"Walter" == Walter Dörwald email@example.com writes:
Walter> Not really. In every encoding where a sequence of more Walter> than one byte maps to one Unicode character, you will Walter> always need some kind of buffering. If we remove the Walter> handling of initial BOMs from the codecs (except for Walter> UTF-16 where it is required), this wouldn't change any Walter> buffering requirements.
Sure. My point is that codecs should be stateful only to the extent needed to assemble semantically meaningful units (ie, multioctet coded characters). In particular, they should not need to know about location at the beginning, middle, or end of some stream---because in the context of operating on a string they _can't_.
>> I don't know whether that's really feasible in the short >> run---I suspect there may be a lot of stream-like modules that >> would need to be updated---but it would be a saner in the long >> run.
Walter> I'm not exactly sure, what you're proposing here. That all Walter> codecs (even UTF-16) pass the BOM through and some other Walter> infrastructure is responsible for dropping it?
Not exactly. I think that at the lowest level codecs should not implement complex mode-switching internally, but rather explicitly abdicate responsibility to a more appropriate codec.
For example, autodetecting UTF-16 on input would be implemented by a Python program that does something like
data = stream.read() for detector in [ "utf-16-signature", "utf-16-statistical" ]: # for the UTF-16 detectors, OUT will always be u"" or None out, data, codec = data.decode(detector) if codec: break while codec: more_out, data, codec = data.decode(codec) out = out + more_out if data: # a real program would complain about it pass process(out)
where decode("utf-16-signature") would be implemented
def utf-16-signature-internal (data): if data[0:2] == "\xfe\xff": return (u"", data[2:], "utf-16-be") else if data[0:2] == "\xff\xfe": return (u"", data[2:], "utf-16-le") else # note: data is undisturbed if the detector fails return (None, data, None)

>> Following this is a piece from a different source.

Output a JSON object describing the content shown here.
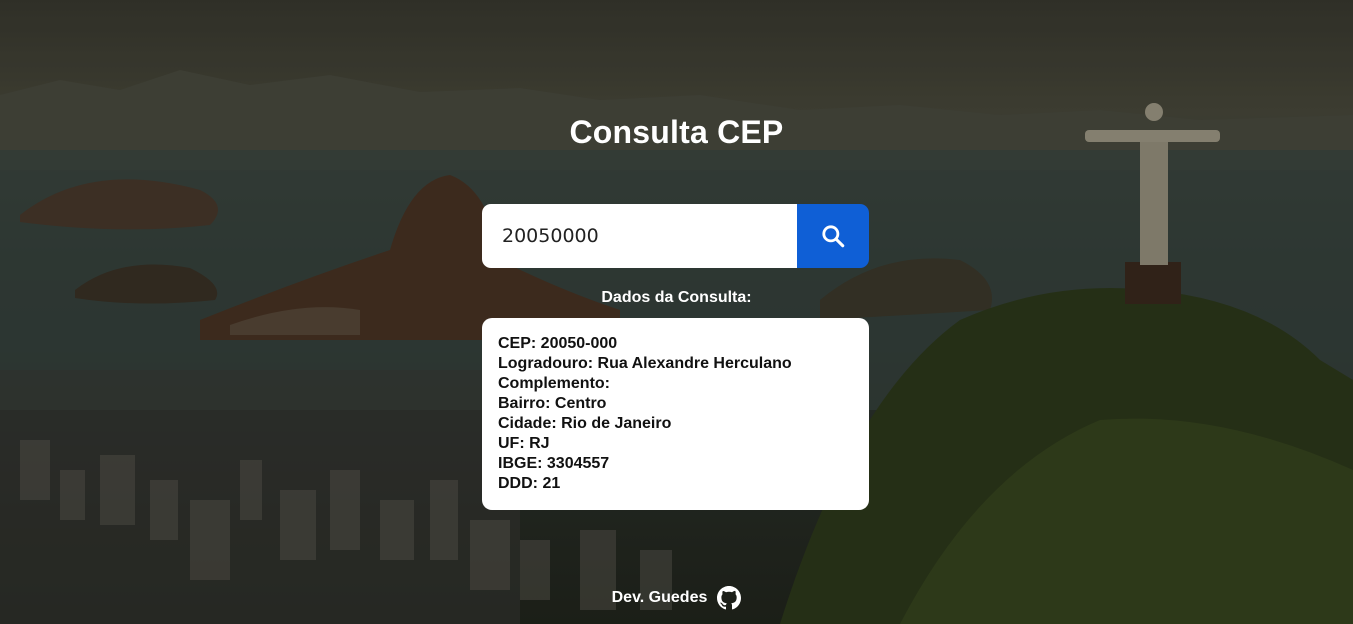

The main point is that the detector is just a codec that stops when it figures out what the next codec should be, touches only data that would be incorrect to pass to the next codec, and leaves the data alone if detection fails. utf-16-signature only handles the BOM (if present), and does not handle arbitrary "chunks" of data. Instead, it passes on the rest of the data (including the first chunk) to be handled by the appropriate utf-16-?e codec.
I think that the temptation to encapsulate this logic in a utf-16 codec that "simplifies" things by calling the appropriate utf-16-?e codec itself should be deprecated, but YMMV. What I would really like is for the above style to be easier to achieve than it currently is.
BTW, I appreciate your patience in exploring this; after Martin's remark about different mental models I have to suspect this approach is just somehow un-Pythonic, but fleshing it out this way I can see how it will be useful in the context of a different project.